● What you have to do:
Your task is to copy every entry exactly.

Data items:
*** Begin section ***

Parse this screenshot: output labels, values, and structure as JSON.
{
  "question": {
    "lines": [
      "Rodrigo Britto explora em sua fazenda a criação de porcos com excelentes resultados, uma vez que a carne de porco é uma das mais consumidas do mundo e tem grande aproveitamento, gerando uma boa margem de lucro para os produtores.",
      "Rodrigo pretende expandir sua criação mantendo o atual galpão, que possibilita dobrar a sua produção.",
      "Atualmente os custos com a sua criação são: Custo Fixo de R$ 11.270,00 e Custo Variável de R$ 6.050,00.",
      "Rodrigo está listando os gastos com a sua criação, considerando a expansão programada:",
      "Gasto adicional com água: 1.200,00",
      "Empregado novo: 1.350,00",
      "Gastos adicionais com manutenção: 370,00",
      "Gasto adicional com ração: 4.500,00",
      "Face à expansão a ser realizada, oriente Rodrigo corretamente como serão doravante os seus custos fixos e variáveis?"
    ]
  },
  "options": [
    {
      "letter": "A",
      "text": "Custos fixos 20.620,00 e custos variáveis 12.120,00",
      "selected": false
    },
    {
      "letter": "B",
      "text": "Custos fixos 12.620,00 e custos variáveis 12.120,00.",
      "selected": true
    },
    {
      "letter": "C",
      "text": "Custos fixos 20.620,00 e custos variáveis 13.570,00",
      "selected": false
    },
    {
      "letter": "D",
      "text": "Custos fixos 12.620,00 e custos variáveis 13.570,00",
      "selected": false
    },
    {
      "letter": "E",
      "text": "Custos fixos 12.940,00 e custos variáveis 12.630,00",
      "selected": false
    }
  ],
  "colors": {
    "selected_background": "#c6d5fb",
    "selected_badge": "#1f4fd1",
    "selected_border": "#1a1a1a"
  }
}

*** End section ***

● Your solution:
Parse this screenshot: output labels, values, and structure as JSON.
{
  "question": {
    "lines": [
      "Rodrigo Britto explora em sua fazenda a criação de porcos com excelentes resultados, uma vez que a carne de porco é uma das mais consumidas do mundo e tem grande aproveitamento, gerando uma boa margem de lucro para os produtores.",
      "Rodrigo pretende expandir sua criação mantendo o atual galpão, que possibilita dobrar a sua produção.",
      "Atualmente os custos com a sua criação são: Custo Fixo de R$ 11.270,00 e Custo Variável de R$ 6.050,00.",
      "Rodrigo está listando os gastos com a sua criação, considerando a expansão programada:",
      "Gasto adicional com água: 1.200,00",
      "Empregado novo: 1.350,00",
      "Gastos adicionais com manutenção: 370,00",
      "Gasto adicional com ração: 4.500,00",
      "Face à expansão a ser realizada, oriente Rodrigo corretamente como serão doravante os seus custos fixos e variáveis?"
    ]
  },
  "options": [
    {
      "letter": "A",
      "text": "Custos fixos 20.620,00 e custos variáveis 12.120,00",
      "selected": false
    },
    {
      "letter": "B",
      "text": "Custos fixos 12.620,00 e custos variáveis 12.120,00.",
      "selected": true
    },
    {
      "letter": "C",
      "text": "Custos fixos 20.620,00 e custos variáveis 13.570,00",
      "selected": false
    },
    {
      "letter": "D",
      "text": "Custos fixos 12.620,00 e custos variáveis 13.570,00",
      "selected": false
    },
    {
      "letter": "E",
      "text": "Custos fixos 12.940,00 e custos variáveis 12.630,00",
      "selected": false
    }
  ],
  "colors": {
    "selected_background": "#c6d5fb",
    "selected_badge": "#1f4fd1",
    "selected_border": "#1a1a1a"
  }
}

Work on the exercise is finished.